Sponsored By
An organization or individual has paid for the creation of this work but did not approve or review it.

ADVERTISEMENT

ADVERTISEMENT

For older adults, a fall can greatly increase the chances of serious decline and death

"Minding Our Elders" columnist Carol Bradley Bursack says a traumatic fall can cause alarming changes that family members may notice.

Carol Bradley Bursack Minding Our Elders column headshot for Brightspot.jpg
Carol Bradley Bursack, "Minding Our Elders" columnist.
Contributed / Carol Bradley Bursack
We are part of The Trust Project.

Dear Carol: My 86-year-old dad fell and broke his arm. After two nights in the hospital, he was sent to rehab, but the confusion that he’s experienced since his hospitalization hasn’t resolved. The family all work full time, so after rehab, in order to keep Dad safe, we’ll need to move him to a facility. There’s a well-respected care home nearby so, considering the situation, I’m not worried about his long-term care.

What does concern me is a friend mentioned that a fall was what signaled the end of her dad’s life. I understand that falls are hard on older bodies, but I didn't know that they led to deaths unless the person hit their head. How common is this? — NM.

Dear NM: I'm truly sorry about your dad’s fall and injury. The physical shock of a fall can be traumatic for an older body, but cognitive changes that can arise from the trauma and subsequent hospitalization are often the most shocking to the family. This type of cognitive change is often referred to as “hospital delirium.”

Some older adults will recover from delirium better than others, but many may not recover to where they were before the trauma. Not fully recovering cognition happens most frequently with those who had borderline dementia prior to the fall. Additionally, the trauma of a broken bone to an older body is much more difficult to overcome than for someone younger.

On a more positive note, your dad may improve once he's in a care environment, which is generally more personal and calming than the hospital or even rehab. Each move is likely to confuse him, though, so I'm not saying that he will go back to how he was before. I’m simply offering hope that some of his symptoms may improve.

ADVERTISEMENT

My caregiving history includes assisting with many elder falls and injuries. The one that most closely references what your friend is saying about lifespan after a fall would be my neighbor, Joe, who’d fallen and broken his hip. After Joe had spent a week in the hospital, I was able to have him moved to a nursing home within blocks of my house, so I could continue to visit daily. Still, he didn’t adapt well and slipped away six weeks later. My intent is not to worry you excessively because many older people do recover and continue to get along reasonably well for years. However, statistically, many don’t make it much more than a year after a traumatic fall.

The best you can do for your dad is spend time with him and reassure him. I wouldn’t tell him about the potential move to a care facility until he has recovered a little more. Once the time to move him draws near, let him know that the next move will be to a care facility to continue his recovery most effectively. You needn’t mention that the move is probably permanent. Once he’s adjusted, he will likely consider it home anyway.

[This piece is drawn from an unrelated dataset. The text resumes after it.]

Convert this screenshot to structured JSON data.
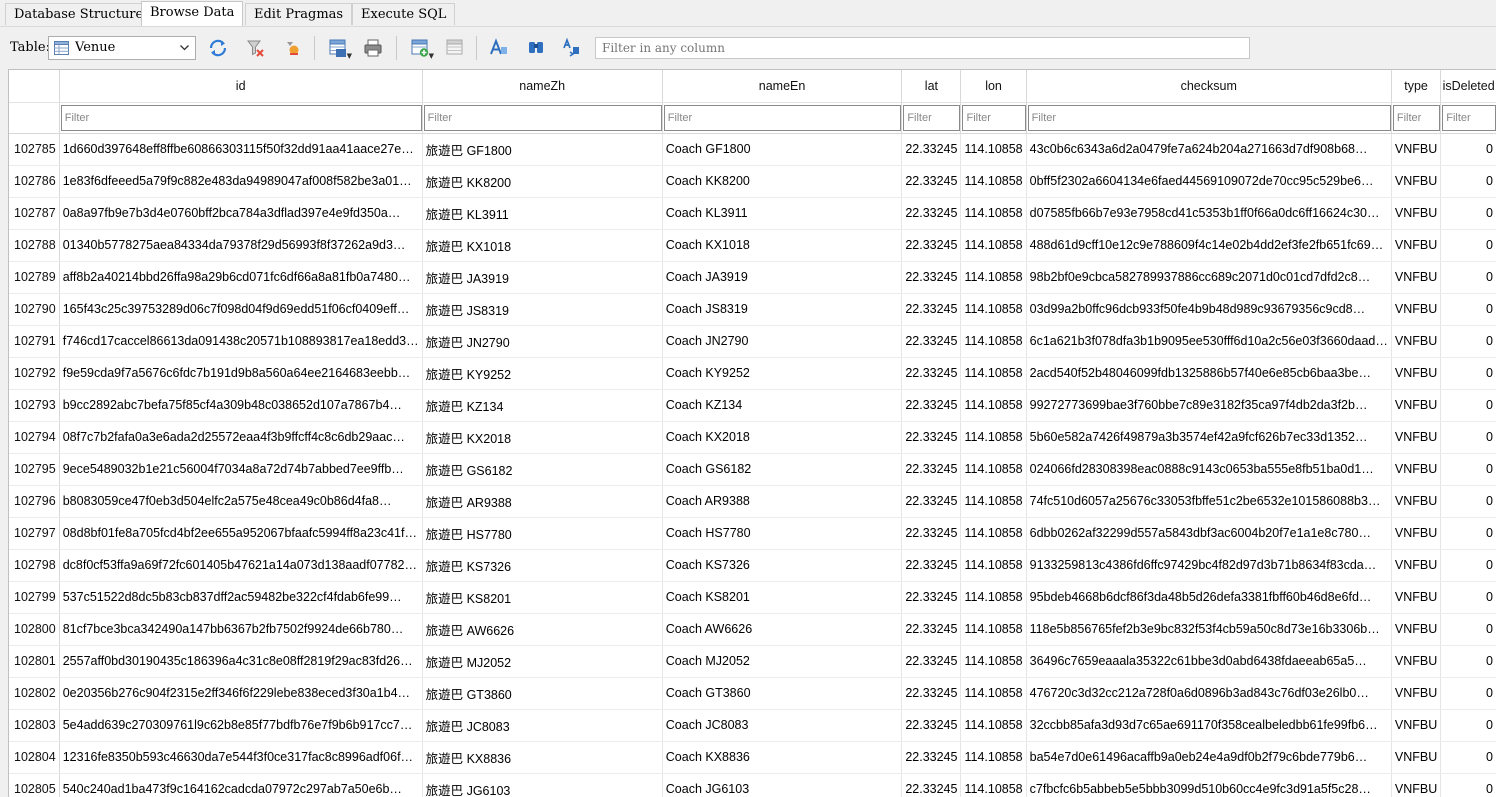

Carol Bradley Bursack is a veteran caregiver and an established columnist. She is also a blogger, and the author of “Minding Our Elders: Caregivers Share Their Personal Stories.” Bradley Bursack hosts a website supporting caregivers and elders at www.mindingourelders.com. She can be reached through the contact form on her website.

Related Topics: WELLNESSFAMILY
Carol Bradley Bursack is a veteran family caregiver and a nationally-recognized presence in caregiver support. She's the author of “Minding Our Elders: Caregivers Share Their Personal Stories,” a longtime newspaper columnist and host of her blog at mindingoureldersblog.com. Carol's an introverted book nerd, so you won't see her mugging in viral videos, but you can easily reach her using the contact form at mindingourelders.com.
What To Read Next
A Sanford doctor says moderate cold exposure could be the boost people need for their day.
Nonprofit hospitals are required to provide free or discounted care, also known as charity care; yet eligibility and application requirements vary across hospitals. Could you qualify? We found out.
Columnist Carol Bradley Bursack explains the differences between Alzheimer's, dementia and other common forms of dementia.
While the United States government gave help to businesses and people, a lack of assistance has left some Chinese citizens angry and destitute.